WAS THE PROPHET MUHAMMAD a pervert and a tyrant? Does Islam promote terrorism and enslave women? Does Islam oblige its followers to wage jihad on Westerners whose roots lie in the secular Enlightenment? Should Muslims consider converting to Christianity? For the Somali-born writer Ayaan Hirsi Ali, the answer to all these questions is a resounding “Yes!” Hirsi Ali, who renounced Islam in her 30s, speaks from experience of bigotry and intolerance among her former co-religionists: she was genitally mutilated as a child in Somalia, briefly radicalised by a preacher of jihad in Kenya, nearly forced into a marriage, threatened with death in the Netherlands by the Muslim assassin of her collaborator, the filmmaker Theo van Gogh, and is still hounded by murderous fanatics in her new home, America. In her latest book, Nomad: From Islam to America (pubished this year by Free Press), she reminds her readers of the West’s tradition of intellectual revolt against clerical tyranny and warns of the insidious, intransigent enemies in their midst. “The Muslim mind today seems to be in the grip of jihad,” she writes.
She is not hopeful that Americans will heed her warning. Her initial job interviews in the United States were discouraging: the Brookings Institution, she writes, worried that she might offend Arab Muslims. (The conservative American Enterprise Institute, however, immediately appointed her as a fellow.) On college campuses, Muslim students accuse her of wanting to “trash” Islam, while Western feminists, convinced that white men are “the ultimate and only oppressors,” lack the “courage or clarity of vision” to help her knock down the mental “hovels” of the East. Pointing to Major Nidal Malik Hasan’s murderous rampage in Texas, last November, she deplores the “conspiracy to ignore the religious motivation for these killings” in America.

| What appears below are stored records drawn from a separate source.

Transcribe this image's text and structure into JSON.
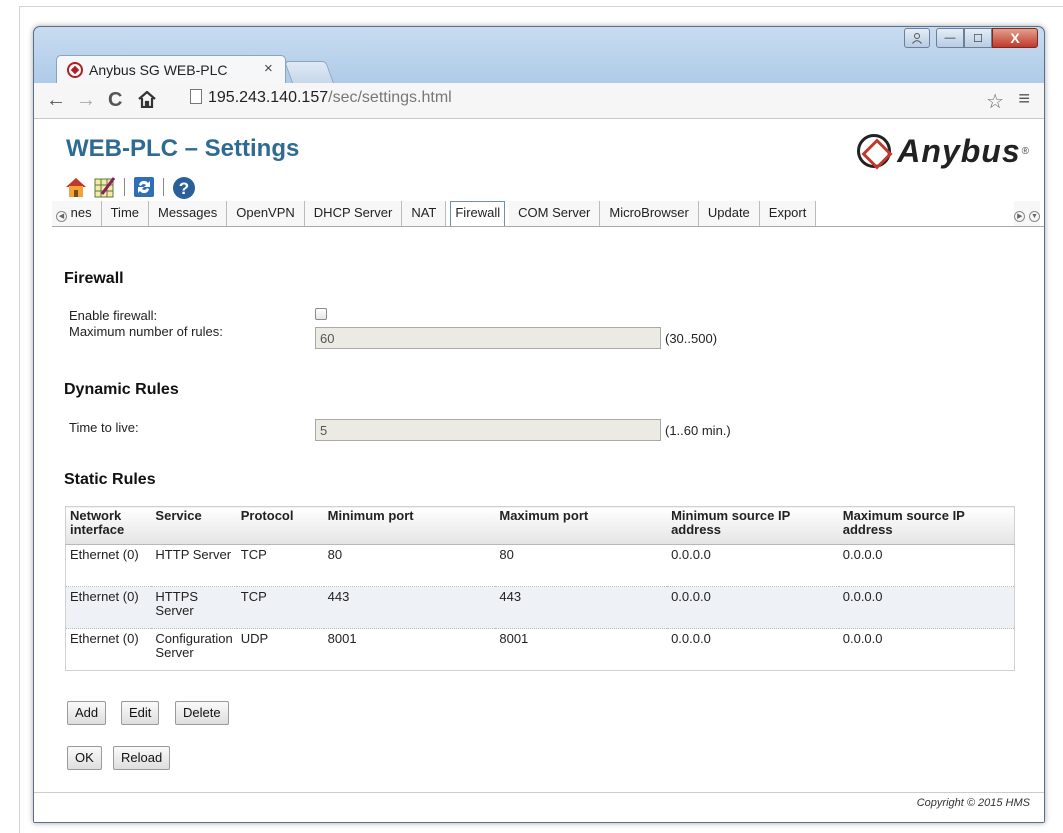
{
  "browser": {
    "tab_title": "Anybus SG WEB-PLC",
    "tab_close": "×",
    "url_host": "195.243.140.157",
    "url_path": "/sec/settings.html"
  },
  "window_controls": {
    "minimize": "—",
    "maximize": "☐",
    "close": "X"
  },
  "page": {
    "title": "WEB-PLC – Settings",
    "logo_text": "Anybus",
    "logo_reg": "®"
  },
  "toolbar_icons": [
    "home-icon",
    "grid-edit-icon",
    "refresh-icon",
    "help-icon"
  ],
  "tabs": {
    "items": [
      {
        "label": "nes"
      },
      {
        "label": "Time"
      },
      {
        "label": "Messages"
      },
      {
        "label": "OpenVPN"
      },
      {
        "label": "DHCP Server"
      },
      {
        "label": "NAT"
      },
      {
        "label": "Firewall",
        "active": true
      },
      {
        "label": "COM Server"
      },
      {
        "label": "MicroBrowser"
      },
      {
        "label": "Update"
      },
      {
        "label": "Export"
      }
    ]
  },
  "firewall": {
    "heading": "Firewall",
    "enable_label": "Enable firewall:",
    "enable_checked": false,
    "max_rules_label": "Maximum number of rules:",
    "max_rules_value": "60",
    "max_rules_range": "(30..500)"
  },
  "dynamic": {
    "heading": "Dynamic Rules",
    "ttl_label": "Time to live:",
    "ttl_value": "5",
    "ttl_range": "(1..60 min.)"
  },
  "static": {
    "heading": "Static Rules",
    "columns": [
      "Network interface",
      "Service",
      "Protocol",
      "Minimum port",
      "Maximum port",
      "Minimum source IP address",
      "Maximum source IP address"
    ],
    "rows": [
      [
        "Ethernet (0)",
        "HTTP Server",
        "TCP",
        "80",
        "80",
        "0.0.0.0",
        "0.0.0.0"
      ],
      [
        "Ethernet (0)",
        "HTTPS Server",
        "TCP",
        "443",
        "443",
        "0.0.0.0",
        "0.0.0.0"
      ],
      [
        "Ethernet (0)",
        "Configuration Server",
        "UDP",
        "8001",
        "8001",
        "0.0.0.0",
        "0.0.0.0"
      ]
    ]
  },
  "buttons": {
    "add": "Add",
    "edit": "Edit",
    "delete": "Delete",
    "ok": "OK",
    "reload": "Reload"
  },
  "footer": {
    "copyright": "Copyright © 2015 HMS"
  }
}
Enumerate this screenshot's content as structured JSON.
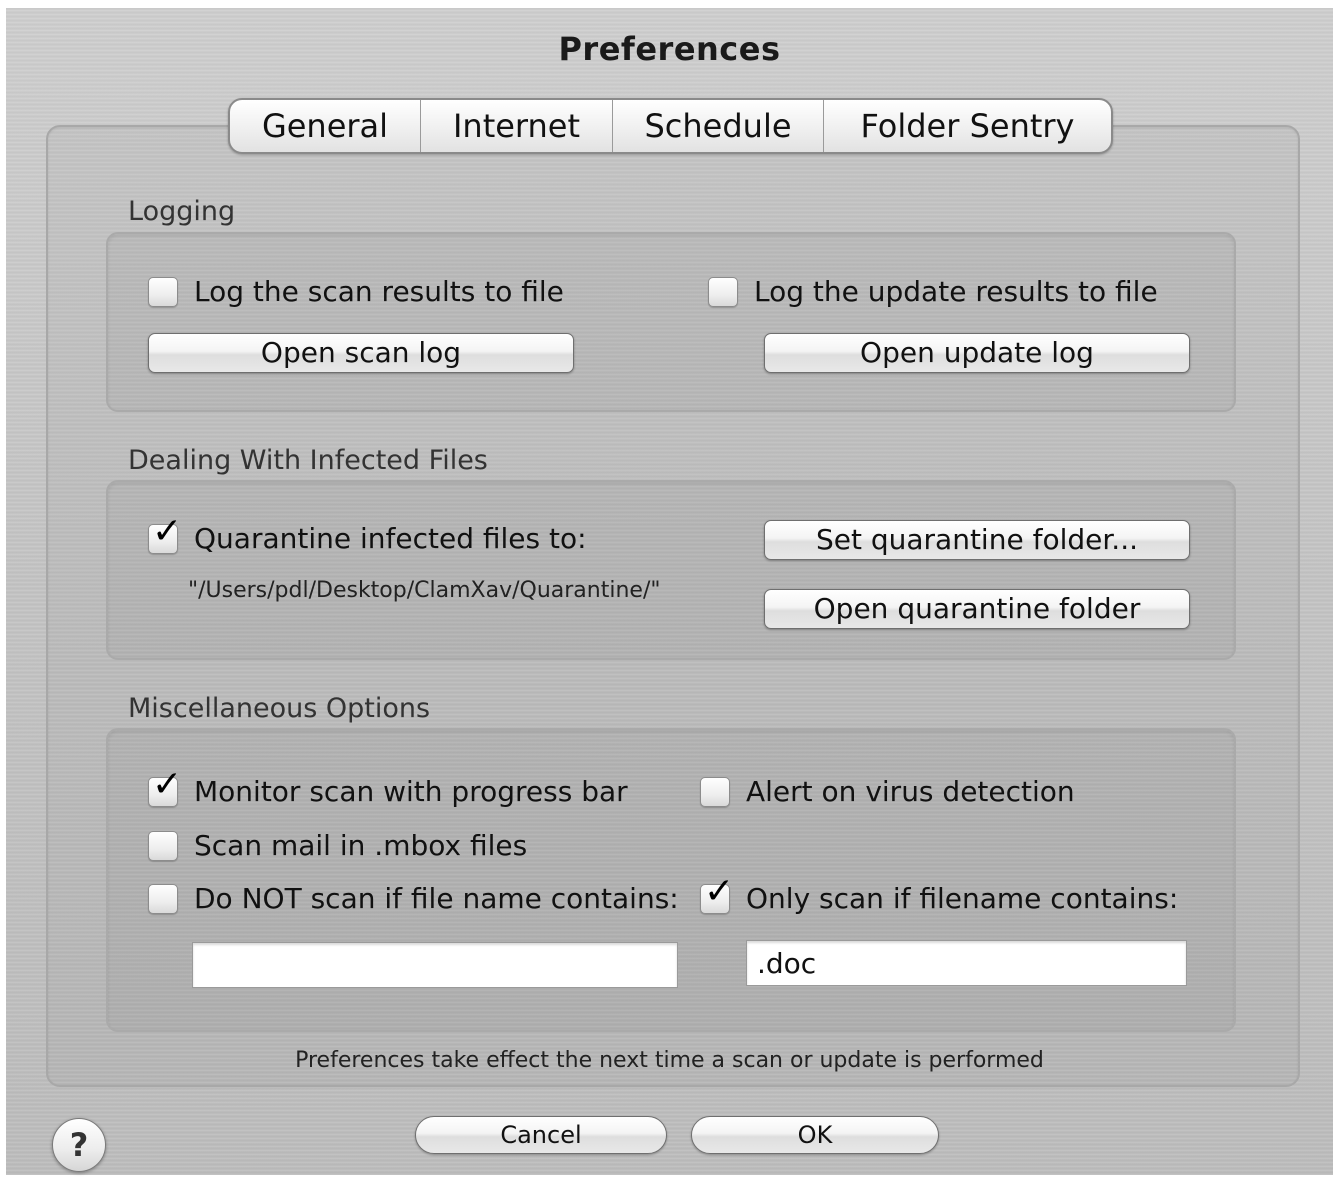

Muslims today, Hirsi Ali believes, must be forced to choose between the darkness of Islam and the light of the modern secular West. In her new book, which bears the additional subtitle A Personal Journey Through the Clash of Civilizations, she takes an uncompromising line with her own relatives, who remain faithful to their benighted religion. The book opens with an account of her visit to her father’s deathbed, in Whitechapel, in London’s East End, in 2008. Her father, a highly respected political opponent of Somalia’s Soviet-backed military dictator, became more religious during exile and old age. Father and daughter hadn’t spoken since 2004, when Hirsi Ali and van Gogh made the film Submission, about the oppression of Muslim women, and she learned that he was fatally ill only a few weeks before his death. She didn’t want to visit him at his home, since it was in “a mostly immigrant area and overwhelmingly Muslim,” and had to be escorted by policemen to his hospital. In a brief but moving scene, she describes her father longing, but physically unable, to communicate with her.